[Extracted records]
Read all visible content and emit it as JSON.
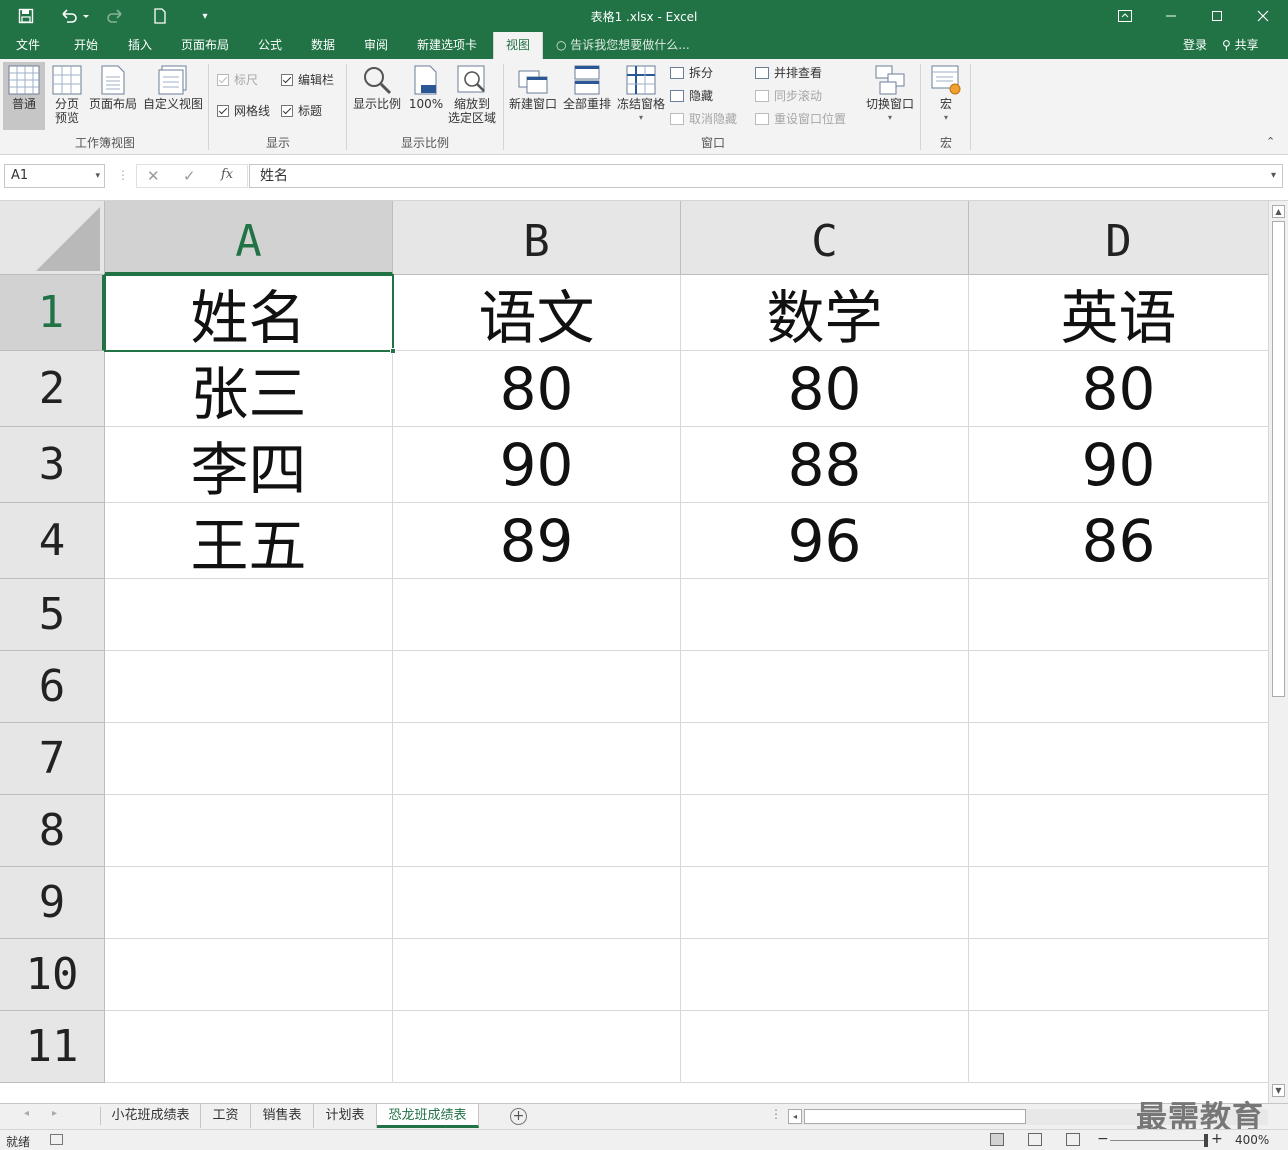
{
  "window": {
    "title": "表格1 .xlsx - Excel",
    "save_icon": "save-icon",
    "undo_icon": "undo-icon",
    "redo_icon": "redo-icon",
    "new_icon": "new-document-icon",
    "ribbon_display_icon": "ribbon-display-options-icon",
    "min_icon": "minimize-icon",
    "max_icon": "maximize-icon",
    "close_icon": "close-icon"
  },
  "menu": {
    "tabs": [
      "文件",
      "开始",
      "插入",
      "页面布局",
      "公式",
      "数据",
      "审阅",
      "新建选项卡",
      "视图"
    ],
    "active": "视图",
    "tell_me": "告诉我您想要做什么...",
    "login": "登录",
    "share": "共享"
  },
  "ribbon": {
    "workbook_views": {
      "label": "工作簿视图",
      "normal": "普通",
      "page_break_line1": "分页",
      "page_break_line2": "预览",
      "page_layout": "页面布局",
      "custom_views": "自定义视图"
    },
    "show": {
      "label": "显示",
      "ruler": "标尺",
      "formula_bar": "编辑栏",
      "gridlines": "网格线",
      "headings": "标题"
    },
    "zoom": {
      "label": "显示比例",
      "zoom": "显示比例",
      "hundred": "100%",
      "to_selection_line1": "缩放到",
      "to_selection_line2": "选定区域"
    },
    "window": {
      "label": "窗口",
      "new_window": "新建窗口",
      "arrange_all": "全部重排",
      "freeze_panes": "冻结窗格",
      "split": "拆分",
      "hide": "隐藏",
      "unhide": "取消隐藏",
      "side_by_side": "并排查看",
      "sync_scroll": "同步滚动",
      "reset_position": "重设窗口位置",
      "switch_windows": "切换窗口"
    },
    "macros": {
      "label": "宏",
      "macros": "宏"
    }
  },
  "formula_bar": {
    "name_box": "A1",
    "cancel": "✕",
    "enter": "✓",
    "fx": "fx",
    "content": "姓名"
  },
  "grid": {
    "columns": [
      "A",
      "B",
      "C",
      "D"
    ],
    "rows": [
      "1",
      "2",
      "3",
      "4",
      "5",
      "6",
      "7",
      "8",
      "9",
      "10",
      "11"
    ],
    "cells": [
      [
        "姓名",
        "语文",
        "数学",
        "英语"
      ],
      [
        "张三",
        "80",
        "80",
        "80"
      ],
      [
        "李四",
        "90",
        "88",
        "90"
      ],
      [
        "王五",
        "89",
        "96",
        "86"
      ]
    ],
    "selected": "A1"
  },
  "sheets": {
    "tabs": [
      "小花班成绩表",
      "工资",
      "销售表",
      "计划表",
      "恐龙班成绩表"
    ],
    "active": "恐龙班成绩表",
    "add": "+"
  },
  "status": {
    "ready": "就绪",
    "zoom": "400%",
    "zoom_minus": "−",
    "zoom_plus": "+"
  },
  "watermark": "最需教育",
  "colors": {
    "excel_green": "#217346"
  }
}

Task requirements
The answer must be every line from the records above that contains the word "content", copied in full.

Answer for the task
Read all visible content and emit it as JSON.
    "content": "姓名"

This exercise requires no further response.